TOPIC: CHILDREN WITH LANGUAGE IMPAIRMENTS FREQUENTLY HAVE POOR WORKING MEMORY SKILLS
By: Stephanie da Costa Major: Speech-Language and Hearing Sciences (Speech Pathology)
the authors Donna Boudreau and Amy Constanza-Smith set out to review research done on the relationship between Working Memory(WM) and language development. “Assessment and Treatment of Working Memory Deficits in School-Age Children: The Role of the Speech-Language Pathologist”. They wanted to know how well children with these problems did in school. They also looked into what speech-language pathologists could do to help in terms of assessment and in helping them with the demands of needing a good WM in the classroom.SUMMARY
In the article. They concluded that children with poor WM skills will most likely deal with difficulties in academic settings and will need the help of a speech-language pathologist to do well.
and they had to identify the correct item that went with the word spoken to them.Good WM Low. They were scored correct if they managed to produce the same phonemes as the person who had spoken the funny word and incorrect if there were too many differences in the phonemes.
-Articulation Session: children were asked to repeat a word back 3 times. High.
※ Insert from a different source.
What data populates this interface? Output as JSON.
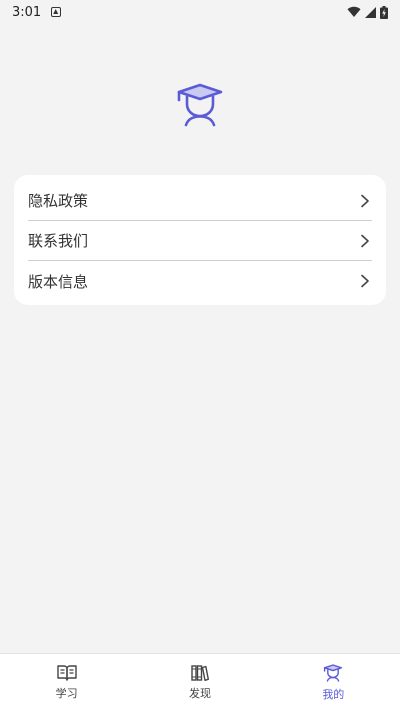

They were told that they would hear a funny made-up word and that they had to try and copy it exactly. not all complied so articulation was calculated as the mean number of words per second formed by each child for one repetition.CHART
-Nonword Repetition: Was designed to assess the phonological memory abilities of Preschoolers. -Receptive Vocabulary: Three items were shown to the children.Bad WM
14 12 10
6 4 2 0 Nonword Nonword Articulation Receptive Repition Repition Rate Vocabulary Session 1 Session 2 Session 1 Session 1 high low
Article: Assessment and Treatment of Working Memory Deficits in School-Age Children: The Role of the Speech-Language Pathologist by Donna
Boudreau and Amy Constanza-Smith.
Both can be found on Ebsco.
Chart Information From Article: Phonological Working Memory and Speech Production in Preschool Children by Anne-Marie Adams and Susan E.